Supplied data START

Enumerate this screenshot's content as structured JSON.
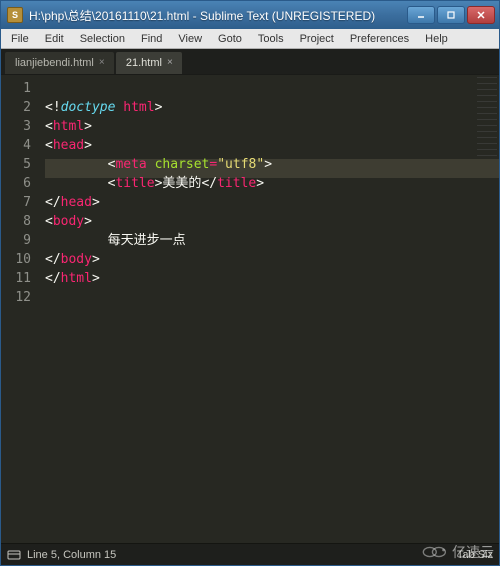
{
  "window": {
    "title": "H:\\php\\总结\\20161110\\21.html - Sublime Text (UNREGISTERED)"
  },
  "menu": [
    "File",
    "Edit",
    "Selection",
    "Find",
    "View",
    "Goto",
    "Tools",
    "Project",
    "Preferences",
    "Help"
  ],
  "tabs": [
    {
      "label": "lianjiebendi.html",
      "active": false
    },
    {
      "label": "21.html",
      "active": true
    }
  ],
  "editor": {
    "line_numbers": [
      "1",
      "2",
      "3",
      "4",
      "5",
      "6",
      "7",
      "8",
      "9",
      "10",
      "11",
      "12"
    ],
    "highlighted_line_index": 4,
    "code_lines": [
      {
        "indent": 0,
        "parts": [
          {
            "c": "tok-bracket",
            "t": "<!"
          },
          {
            "c": "tok-doctype-kw",
            "t": "doctype "
          },
          {
            "c": "tok-tagname",
            "t": "html"
          },
          {
            "c": "tok-bracket",
            "t": ">"
          }
        ]
      },
      {
        "indent": 0,
        "parts": [
          {
            "c": "tok-bracket",
            "t": "<"
          },
          {
            "c": "tok-tagname",
            "t": "html"
          },
          {
            "c": "tok-bracket",
            "t": ">"
          }
        ]
      },
      {
        "indent": 0,
        "parts": [
          {
            "c": "tok-bracket",
            "t": "<"
          },
          {
            "c": "tok-tagname",
            "t": "head"
          },
          {
            "c": "tok-bracket",
            "t": ">"
          }
        ]
      },
      {
        "indent": 2,
        "parts": [
          {
            "c": "tok-bracket",
            "t": "<"
          },
          {
            "c": "tok-tagname",
            "t": "meta "
          },
          {
            "c": "tok-attr",
            "t": "charset"
          },
          {
            "c": "tok-op",
            "t": "="
          },
          {
            "c": "tok-str",
            "t": "\"utf8\""
          },
          {
            "c": "tok-bracket",
            "t": ">"
          }
        ]
      },
      {
        "indent": 2,
        "parts": [
          {
            "c": "tok-bracket",
            "t": "<"
          },
          {
            "c": "tok-tagname",
            "t": "title"
          },
          {
            "c": "tok-bracket",
            "t": ">"
          },
          {
            "c": "tok-text",
            "t": "美美的"
          },
          {
            "c": "tok-bracket",
            "t": "</"
          },
          {
            "c": "tok-tagname",
            "t": "title"
          },
          {
            "c": "tok-bracket",
            "t": ">"
          }
        ]
      },
      {
        "indent": 0,
        "parts": [
          {
            "c": "tok-bracket",
            "t": "</"
          },
          {
            "c": "tok-tagname",
            "t": "head"
          },
          {
            "c": "tok-bracket",
            "t": ">"
          }
        ]
      },
      {
        "indent": 0,
        "parts": [
          {
            "c": "tok-bracket",
            "t": "<"
          },
          {
            "c": "tok-tagname",
            "t": "body"
          },
          {
            "c": "tok-bracket",
            "t": ">"
          }
        ]
      },
      {
        "indent": 2,
        "parts": [
          {
            "c": "tok-text",
            "t": "每天进步一点"
          }
        ]
      },
      {
        "indent": 0,
        "parts": [
          {
            "c": "tok-bracket",
            "t": "</"
          },
          {
            "c": "tok-tagname",
            "t": "body"
          },
          {
            "c": "tok-bracket",
            "t": ">"
          }
        ]
      },
      {
        "indent": 0,
        "parts": [
          {
            "c": "tok-bracket",
            "t": "</"
          },
          {
            "c": "tok-tagname",
            "t": "html"
          },
          {
            "c": "tok-bracket",
            "t": ">"
          }
        ]
      },
      {
        "indent": 0,
        "parts": []
      },
      {
        "indent": 0,
        "parts": []
      }
    ]
  },
  "status": {
    "position": "Line 5, Column 15",
    "tab_size_label": "Tab Siz"
  },
  "watermark": "亿速云"
}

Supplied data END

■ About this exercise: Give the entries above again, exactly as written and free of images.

■ Answer box:
Enumerate this screenshot's content as structured JSON.
{
  "window": {
    "title": "H:\\php\\总结\\20161110\\21.html - Sublime Text (UNREGISTERED)"
  },
  "menu": [
    "File",
    "Edit",
    "Selection",
    "Find",
    "View",
    "Goto",
    "Tools",
    "Project",
    "Preferences",
    "Help"
  ],
  "tabs": [
    {
      "label": "lianjiebendi.html",
      "active": false
    },
    {
      "label": "21.html",
      "active": true
    }
  ],
  "editor": {
    "line_numbers": [
      "1",
      "2",
      "3",
      "4",
      "5",
      "6",
      "7",
      "8",
      "9",
      "10",
      "11",
      "12"
    ],
    "highlighted_line_index": 4,
    "code_lines": [
      {
        "indent": 0,
        "parts": [
          {
            "c": "tok-bracket",
            "t": "<!"
          },
          {
            "c": "tok-doctype-kw",
            "t": "doctype "
          },
          {
            "c": "tok-tagname",
            "t": "html"
          },
          {
            "c": "tok-bracket",
            "t": ">"
          }
        ]
      },
      {
        "indent": 0,
        "parts": [
          {
            "c": "tok-bracket",
            "t": "<"
          },
          {
            "c": "tok-tagname",
            "t": "html"
          },
          {
            "c": "tok-bracket",
            "t": ">"
          }
        ]
      },
      {
        "indent": 0,
        "parts": [
          {
            "c": "tok-bracket",
            "t": "<"
          },
          {
            "c": "tok-tagname",
            "t": "head"
          },
          {
            "c": "tok-bracket",
            "t": ">"
          }
        ]
      },
      {
        "indent": 2,
        "parts": [
          {
            "c": "tok-bracket",
            "t": "<"
          },
          {
            "c": "tok-tagname",
            "t": "meta "
          },
          {
            "c": "tok-attr",
            "t": "charset"
          },
          {
            "c": "tok-op",
            "t": "="
          },
          {
            "c": "tok-str",
            "t": "\"utf8\""
          },
          {
            "c": "tok-bracket",
            "t": ">"
          }
        ]
      },
      {
        "indent": 2,
        "parts": [
          {
            "c": "tok-bracket",
            "t": "<"
          },
          {
            "c": "tok-tagname",
            "t": "title"
          },
          {
            "c": "tok-bracket",
            "t": ">"
          },
          {
            "c": "tok-text",
            "t": "美美的"
          },
          {
            "c": "tok-bracket",
            "t": "</"
          },
          {
            "c": "tok-tagname",
            "t": "title"
          },
          {
            "c": "tok-bracket",
            "t": ">"
          }
        ]
      },
      {
        "indent": 0,
        "parts": [
          {
            "c": "tok-bracket",
            "t": "</"
          },
          {
            "c": "tok-tagname",
            "t": "head"
          },
          {
            "c": "tok-bracket",
            "t": ">"
          }
        ]
      },
      {
        "indent": 0,
        "parts": [
          {
            "c": "tok-bracket",
            "t": "<"
          },
          {
            "c": "tok-tagname",
            "t": "body"
          },
          {
            "c": "tok-bracket",
            "t": ">"
          }
        ]
      },
      {
        "indent": 2,
        "parts": [
          {
            "c": "tok-text",
            "t": "每天进步一点"
          }
        ]
      },
      {
        "indent": 0,
        "parts": [
          {
            "c": "tok-bracket",
            "t": "</"
          },
          {
            "c": "tok-tagname",
            "t": "body"
          },
          {
            "c": "tok-bracket",
            "t": ">"
          }
        ]
      },
      {
        "indent": 0,
        "parts": [
          {
            "c": "tok-bracket",
            "t": "</"
          },
          {
            "c": "tok-tagname",
            "t": "html"
          },
          {
            "c": "tok-bracket",
            "t": ">"
          }
        ]
      },
      {
        "indent": 0,
        "parts": []
      },
      {
        "indent": 0,
        "parts": []
      }
    ]
  },
  "status": {
    "position": "Line 5, Column 15",
    "tab_size_label": "Tab Siz"
  },
  "watermark": "亿速云"
}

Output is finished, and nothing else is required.